▶ [Supplied information]
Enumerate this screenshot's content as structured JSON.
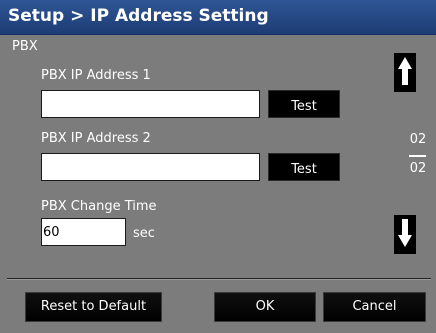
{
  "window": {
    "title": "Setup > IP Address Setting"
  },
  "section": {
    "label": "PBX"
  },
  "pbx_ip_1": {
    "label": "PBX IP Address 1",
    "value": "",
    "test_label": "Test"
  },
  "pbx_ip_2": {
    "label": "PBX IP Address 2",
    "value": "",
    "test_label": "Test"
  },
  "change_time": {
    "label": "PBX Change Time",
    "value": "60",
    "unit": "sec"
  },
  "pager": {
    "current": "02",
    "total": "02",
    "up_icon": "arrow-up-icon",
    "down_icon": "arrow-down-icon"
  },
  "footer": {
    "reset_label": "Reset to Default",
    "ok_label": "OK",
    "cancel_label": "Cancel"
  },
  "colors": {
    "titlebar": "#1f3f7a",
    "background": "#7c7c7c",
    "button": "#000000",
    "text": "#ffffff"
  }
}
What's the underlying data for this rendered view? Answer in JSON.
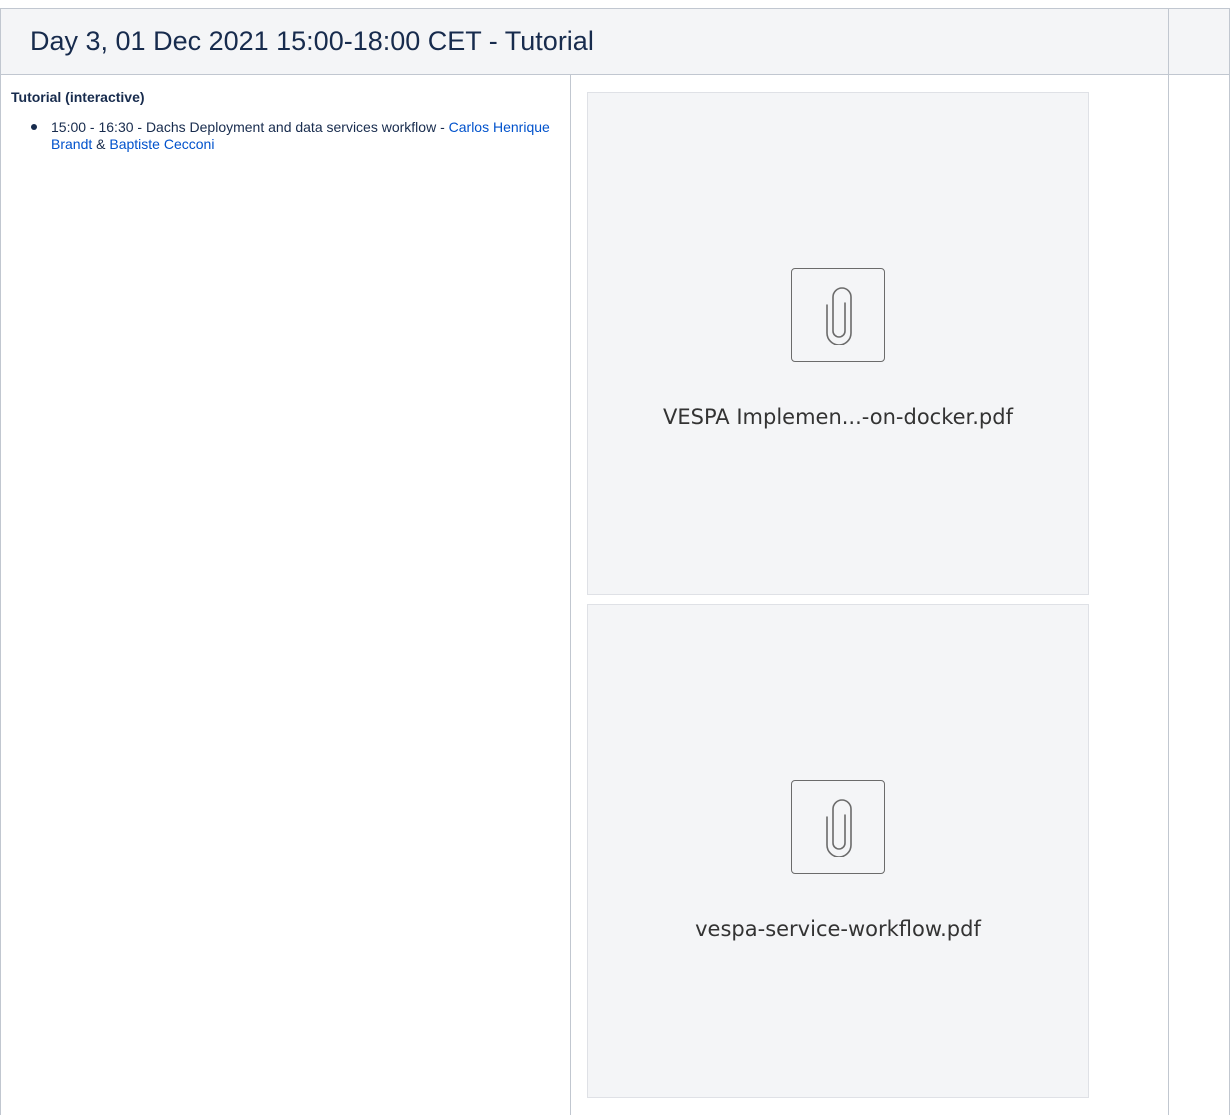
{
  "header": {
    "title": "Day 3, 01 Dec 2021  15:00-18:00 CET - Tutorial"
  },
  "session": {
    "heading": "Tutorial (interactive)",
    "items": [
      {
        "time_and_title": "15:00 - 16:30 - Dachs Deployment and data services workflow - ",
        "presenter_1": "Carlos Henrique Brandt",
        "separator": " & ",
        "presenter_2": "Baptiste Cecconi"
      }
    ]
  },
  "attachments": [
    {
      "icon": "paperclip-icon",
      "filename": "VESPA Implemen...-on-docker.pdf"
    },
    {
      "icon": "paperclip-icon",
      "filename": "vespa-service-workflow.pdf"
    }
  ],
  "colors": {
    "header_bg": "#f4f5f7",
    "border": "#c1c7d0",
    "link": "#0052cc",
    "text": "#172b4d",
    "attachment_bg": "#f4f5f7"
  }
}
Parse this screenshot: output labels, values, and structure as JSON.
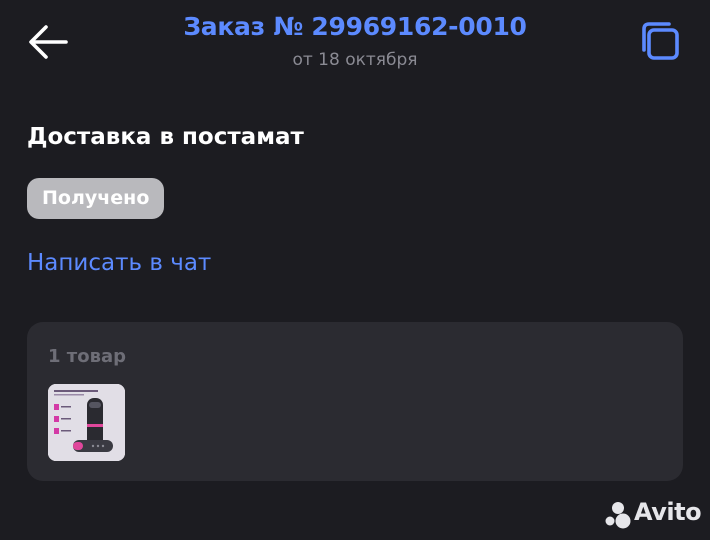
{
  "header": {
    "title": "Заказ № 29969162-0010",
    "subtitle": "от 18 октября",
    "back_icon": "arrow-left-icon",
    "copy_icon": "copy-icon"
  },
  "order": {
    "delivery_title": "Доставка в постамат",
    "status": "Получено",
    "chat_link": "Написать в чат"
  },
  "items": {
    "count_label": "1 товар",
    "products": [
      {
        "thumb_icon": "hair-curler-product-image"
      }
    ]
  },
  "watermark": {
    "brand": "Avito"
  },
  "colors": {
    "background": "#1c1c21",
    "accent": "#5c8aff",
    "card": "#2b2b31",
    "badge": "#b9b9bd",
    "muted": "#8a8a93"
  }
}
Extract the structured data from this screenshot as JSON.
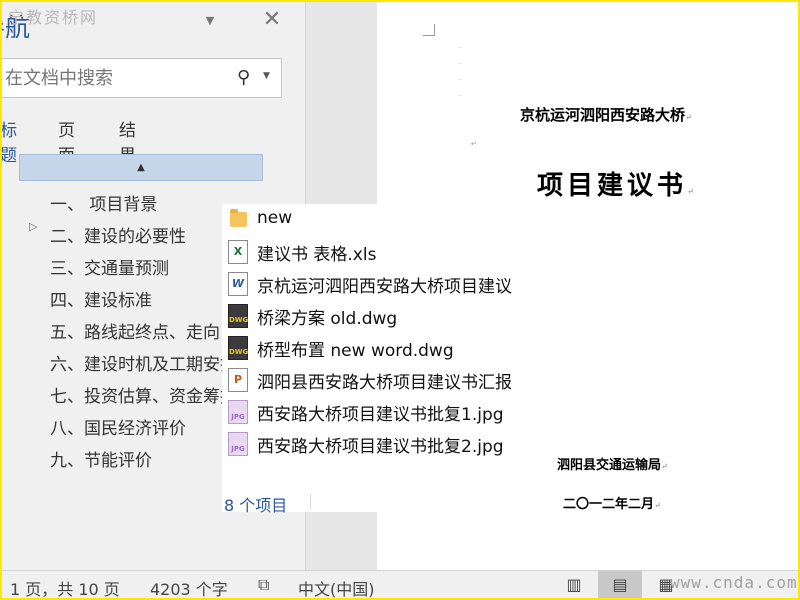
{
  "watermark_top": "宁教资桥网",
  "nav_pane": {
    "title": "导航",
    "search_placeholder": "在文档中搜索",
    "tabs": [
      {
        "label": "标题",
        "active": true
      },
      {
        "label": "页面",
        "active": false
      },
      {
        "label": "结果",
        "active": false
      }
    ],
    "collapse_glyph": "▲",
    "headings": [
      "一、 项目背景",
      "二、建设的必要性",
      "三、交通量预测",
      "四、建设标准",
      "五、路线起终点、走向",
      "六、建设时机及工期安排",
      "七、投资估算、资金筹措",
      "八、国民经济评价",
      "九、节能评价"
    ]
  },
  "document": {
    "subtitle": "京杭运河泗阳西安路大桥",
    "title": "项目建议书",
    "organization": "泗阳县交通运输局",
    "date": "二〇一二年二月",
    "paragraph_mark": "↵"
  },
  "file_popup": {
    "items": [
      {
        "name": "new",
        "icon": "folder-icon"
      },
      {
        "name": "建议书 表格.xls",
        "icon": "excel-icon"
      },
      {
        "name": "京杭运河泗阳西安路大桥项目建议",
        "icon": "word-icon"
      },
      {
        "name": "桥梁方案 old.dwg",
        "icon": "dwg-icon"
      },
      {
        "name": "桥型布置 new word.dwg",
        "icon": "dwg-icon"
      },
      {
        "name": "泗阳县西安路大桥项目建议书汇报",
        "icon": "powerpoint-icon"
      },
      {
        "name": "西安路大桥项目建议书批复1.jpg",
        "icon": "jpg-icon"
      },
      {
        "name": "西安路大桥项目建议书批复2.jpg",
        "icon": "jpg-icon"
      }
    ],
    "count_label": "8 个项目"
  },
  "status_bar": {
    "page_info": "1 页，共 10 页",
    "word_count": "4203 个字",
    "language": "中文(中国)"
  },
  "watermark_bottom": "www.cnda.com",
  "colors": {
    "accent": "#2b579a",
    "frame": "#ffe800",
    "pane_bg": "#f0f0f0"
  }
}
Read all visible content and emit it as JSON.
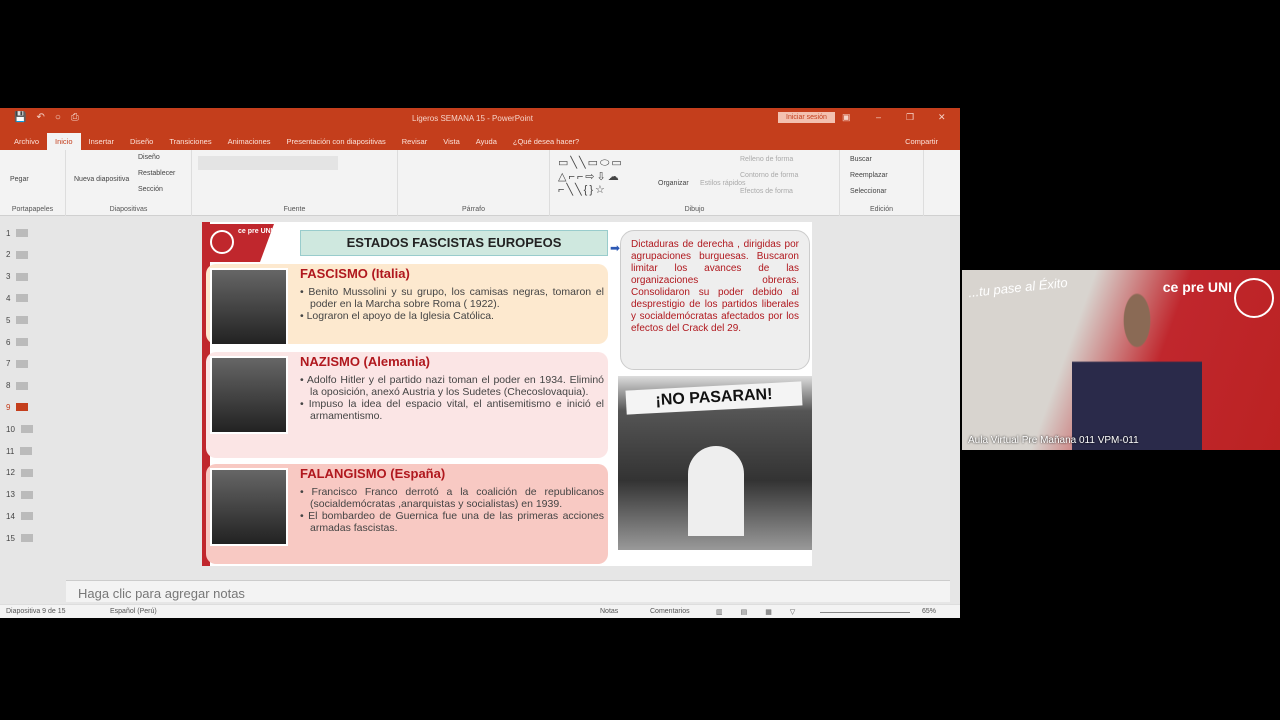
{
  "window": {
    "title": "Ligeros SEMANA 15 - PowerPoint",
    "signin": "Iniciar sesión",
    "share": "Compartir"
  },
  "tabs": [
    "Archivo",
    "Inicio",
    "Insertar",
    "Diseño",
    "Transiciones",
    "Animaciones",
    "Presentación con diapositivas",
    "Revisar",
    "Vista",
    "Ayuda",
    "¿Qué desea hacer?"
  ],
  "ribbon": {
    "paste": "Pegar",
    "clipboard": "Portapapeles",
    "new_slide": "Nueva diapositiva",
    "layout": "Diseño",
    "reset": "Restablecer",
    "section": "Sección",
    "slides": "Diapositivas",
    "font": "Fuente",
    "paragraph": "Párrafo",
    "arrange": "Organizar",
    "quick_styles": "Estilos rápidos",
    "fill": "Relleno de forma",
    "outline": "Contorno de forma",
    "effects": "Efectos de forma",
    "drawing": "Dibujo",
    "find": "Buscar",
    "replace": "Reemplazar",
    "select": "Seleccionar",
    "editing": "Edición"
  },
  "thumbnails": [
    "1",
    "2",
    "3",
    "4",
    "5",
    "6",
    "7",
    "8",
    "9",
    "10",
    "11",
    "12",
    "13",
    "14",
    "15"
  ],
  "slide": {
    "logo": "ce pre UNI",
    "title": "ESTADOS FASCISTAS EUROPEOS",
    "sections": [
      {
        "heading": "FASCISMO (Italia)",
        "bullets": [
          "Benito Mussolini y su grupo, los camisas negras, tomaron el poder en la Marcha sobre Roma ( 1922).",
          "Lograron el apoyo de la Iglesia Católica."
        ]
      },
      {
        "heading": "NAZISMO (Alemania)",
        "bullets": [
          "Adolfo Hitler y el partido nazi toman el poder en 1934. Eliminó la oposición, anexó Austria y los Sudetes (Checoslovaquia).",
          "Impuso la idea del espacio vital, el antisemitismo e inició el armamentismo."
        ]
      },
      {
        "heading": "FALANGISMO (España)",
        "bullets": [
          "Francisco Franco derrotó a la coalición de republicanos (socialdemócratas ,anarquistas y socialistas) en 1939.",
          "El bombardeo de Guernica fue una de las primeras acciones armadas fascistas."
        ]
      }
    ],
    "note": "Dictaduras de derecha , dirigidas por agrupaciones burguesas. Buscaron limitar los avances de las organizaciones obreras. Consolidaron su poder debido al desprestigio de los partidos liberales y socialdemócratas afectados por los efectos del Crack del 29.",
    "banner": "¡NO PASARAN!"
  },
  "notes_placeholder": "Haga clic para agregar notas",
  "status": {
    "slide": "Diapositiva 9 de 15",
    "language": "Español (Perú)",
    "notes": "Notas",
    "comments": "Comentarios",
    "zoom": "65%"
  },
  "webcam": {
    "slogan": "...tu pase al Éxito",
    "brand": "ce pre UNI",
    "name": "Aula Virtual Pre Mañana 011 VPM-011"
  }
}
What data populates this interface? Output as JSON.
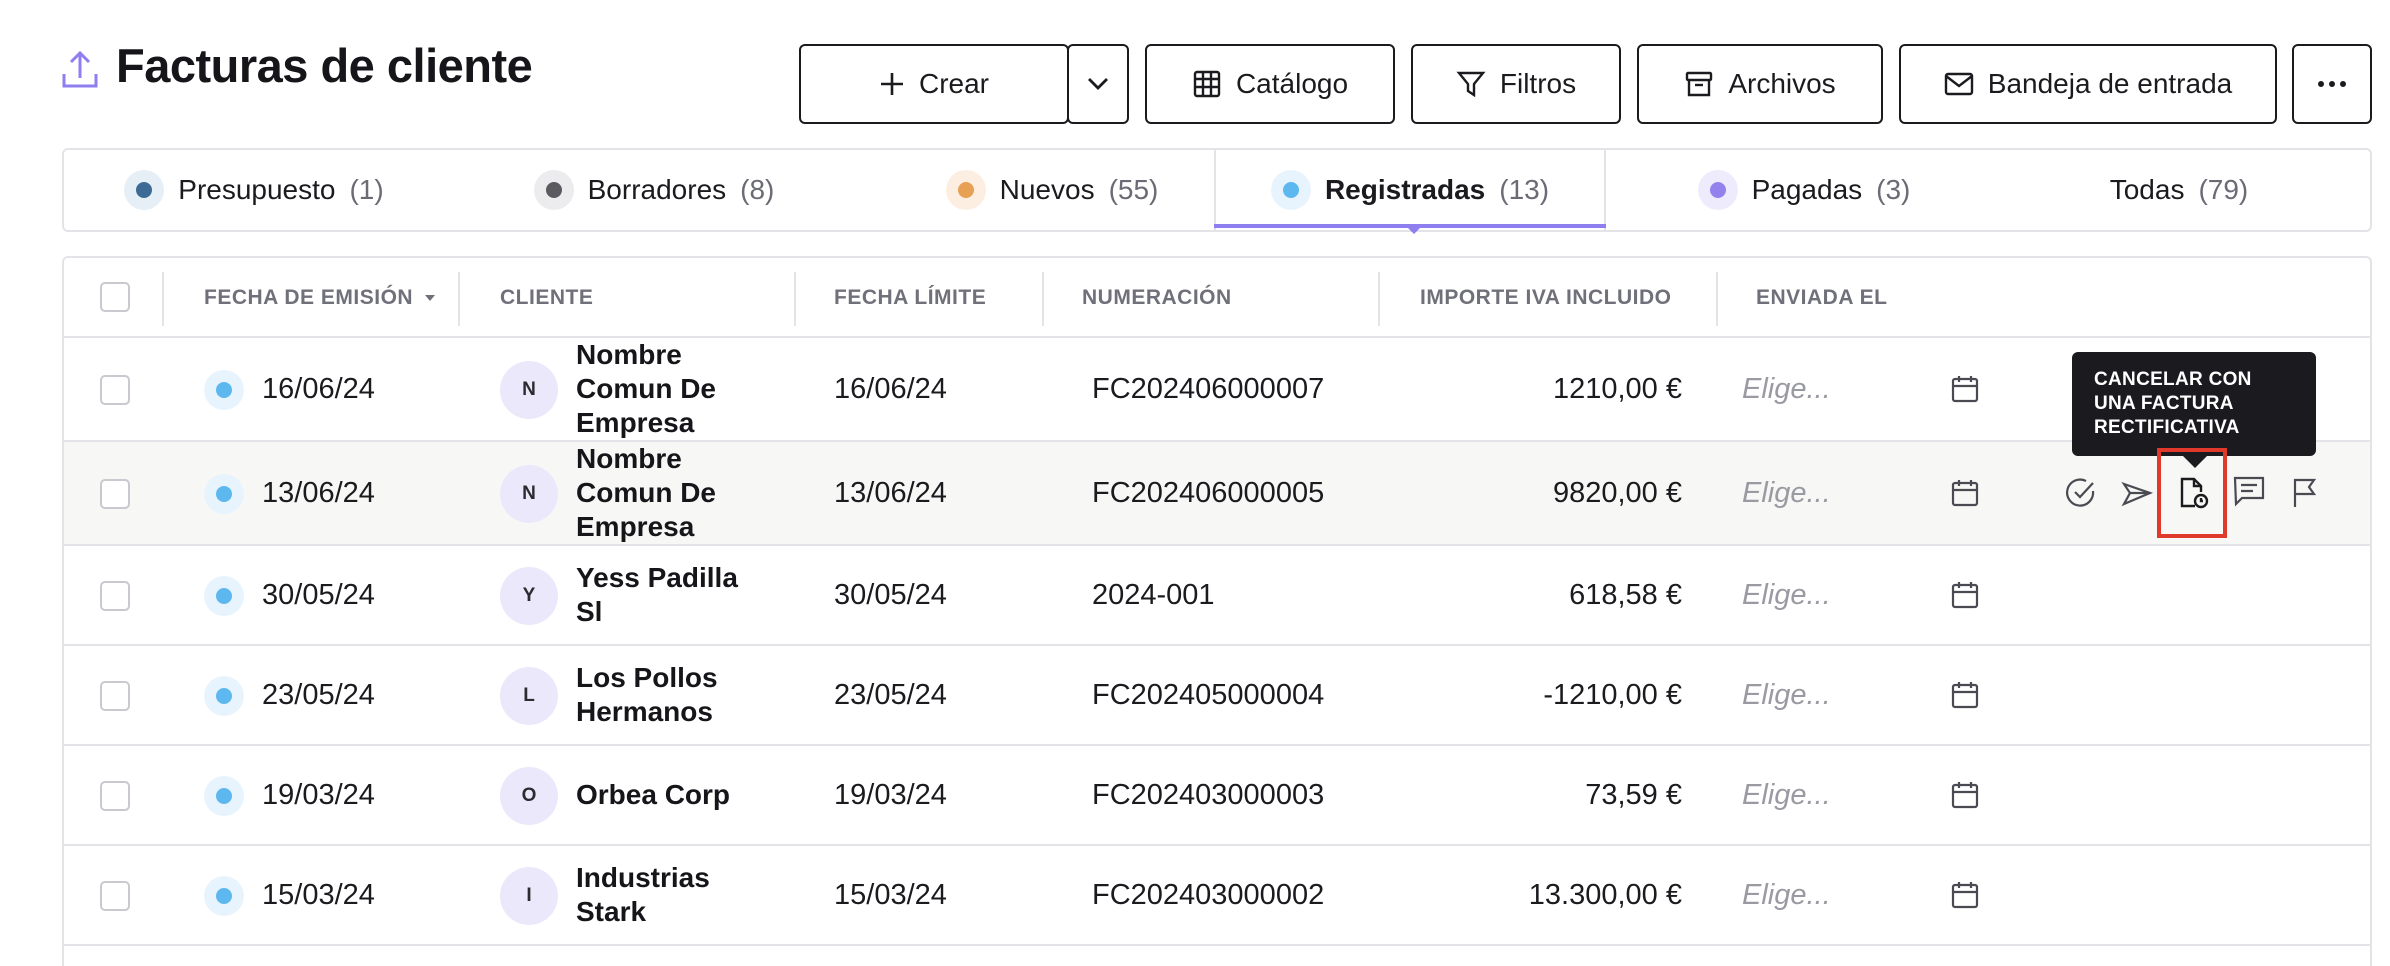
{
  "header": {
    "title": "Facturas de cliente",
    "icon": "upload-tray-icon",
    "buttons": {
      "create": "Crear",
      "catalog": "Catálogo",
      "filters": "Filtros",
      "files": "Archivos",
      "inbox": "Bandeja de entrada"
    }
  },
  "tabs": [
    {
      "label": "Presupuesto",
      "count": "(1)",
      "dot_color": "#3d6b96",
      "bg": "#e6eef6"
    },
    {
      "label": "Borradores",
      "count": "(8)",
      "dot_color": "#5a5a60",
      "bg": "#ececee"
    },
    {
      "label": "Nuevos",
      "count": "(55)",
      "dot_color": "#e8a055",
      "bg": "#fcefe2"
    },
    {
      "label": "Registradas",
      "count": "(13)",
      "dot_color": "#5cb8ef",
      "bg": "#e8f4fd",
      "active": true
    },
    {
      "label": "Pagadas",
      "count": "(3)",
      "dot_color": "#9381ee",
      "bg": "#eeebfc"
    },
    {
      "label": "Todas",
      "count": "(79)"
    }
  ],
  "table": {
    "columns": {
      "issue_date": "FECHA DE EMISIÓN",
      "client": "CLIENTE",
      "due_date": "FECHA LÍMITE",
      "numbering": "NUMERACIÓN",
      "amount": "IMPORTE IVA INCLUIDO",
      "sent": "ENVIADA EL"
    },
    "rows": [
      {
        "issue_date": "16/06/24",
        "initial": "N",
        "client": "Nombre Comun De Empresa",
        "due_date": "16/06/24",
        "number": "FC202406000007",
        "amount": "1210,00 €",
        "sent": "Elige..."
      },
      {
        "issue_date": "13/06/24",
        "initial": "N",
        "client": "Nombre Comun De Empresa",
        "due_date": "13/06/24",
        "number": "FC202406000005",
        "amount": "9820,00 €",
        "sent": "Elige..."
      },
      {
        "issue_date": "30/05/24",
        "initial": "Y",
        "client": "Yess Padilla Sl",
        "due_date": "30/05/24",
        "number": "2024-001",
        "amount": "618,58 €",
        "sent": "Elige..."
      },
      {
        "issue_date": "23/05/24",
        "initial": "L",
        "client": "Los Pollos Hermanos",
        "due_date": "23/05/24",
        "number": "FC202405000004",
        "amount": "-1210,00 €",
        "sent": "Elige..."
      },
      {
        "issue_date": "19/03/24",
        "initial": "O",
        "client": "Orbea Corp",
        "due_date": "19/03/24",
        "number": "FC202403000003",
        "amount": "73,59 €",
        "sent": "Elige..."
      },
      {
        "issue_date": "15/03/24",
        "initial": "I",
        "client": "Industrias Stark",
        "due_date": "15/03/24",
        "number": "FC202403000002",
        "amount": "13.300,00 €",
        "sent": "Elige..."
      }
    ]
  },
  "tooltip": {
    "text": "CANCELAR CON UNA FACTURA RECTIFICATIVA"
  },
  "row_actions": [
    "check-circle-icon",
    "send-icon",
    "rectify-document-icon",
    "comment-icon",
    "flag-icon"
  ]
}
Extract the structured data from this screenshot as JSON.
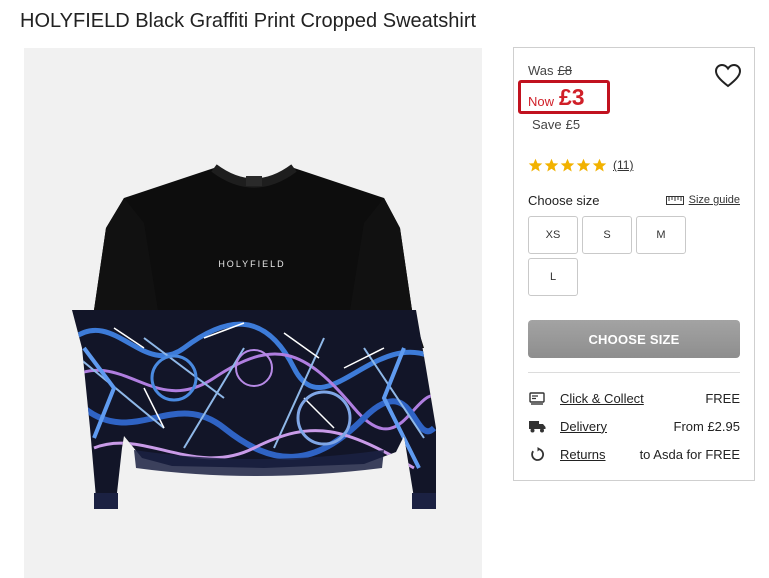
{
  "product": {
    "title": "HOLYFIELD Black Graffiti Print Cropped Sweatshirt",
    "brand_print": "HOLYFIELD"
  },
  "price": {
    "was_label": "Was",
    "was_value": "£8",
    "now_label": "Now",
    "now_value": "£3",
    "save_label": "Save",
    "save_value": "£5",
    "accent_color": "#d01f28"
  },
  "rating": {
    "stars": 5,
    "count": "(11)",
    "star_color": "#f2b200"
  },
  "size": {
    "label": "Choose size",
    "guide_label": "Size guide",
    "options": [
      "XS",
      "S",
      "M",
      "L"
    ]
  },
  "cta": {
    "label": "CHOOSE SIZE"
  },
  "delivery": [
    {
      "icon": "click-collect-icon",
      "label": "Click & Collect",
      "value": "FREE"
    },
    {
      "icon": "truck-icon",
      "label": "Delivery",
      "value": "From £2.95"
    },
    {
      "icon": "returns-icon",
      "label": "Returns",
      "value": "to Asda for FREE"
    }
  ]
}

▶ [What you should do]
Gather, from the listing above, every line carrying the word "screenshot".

▶ [Output of the exercise]
Enumerate this screenshot's content as structured JSON.
Parse this screenshot: output labels, values, and structure as JSON.
Extract the structured data from this screenshot as JSON.
Extract the structured data from this screenshot as JSON.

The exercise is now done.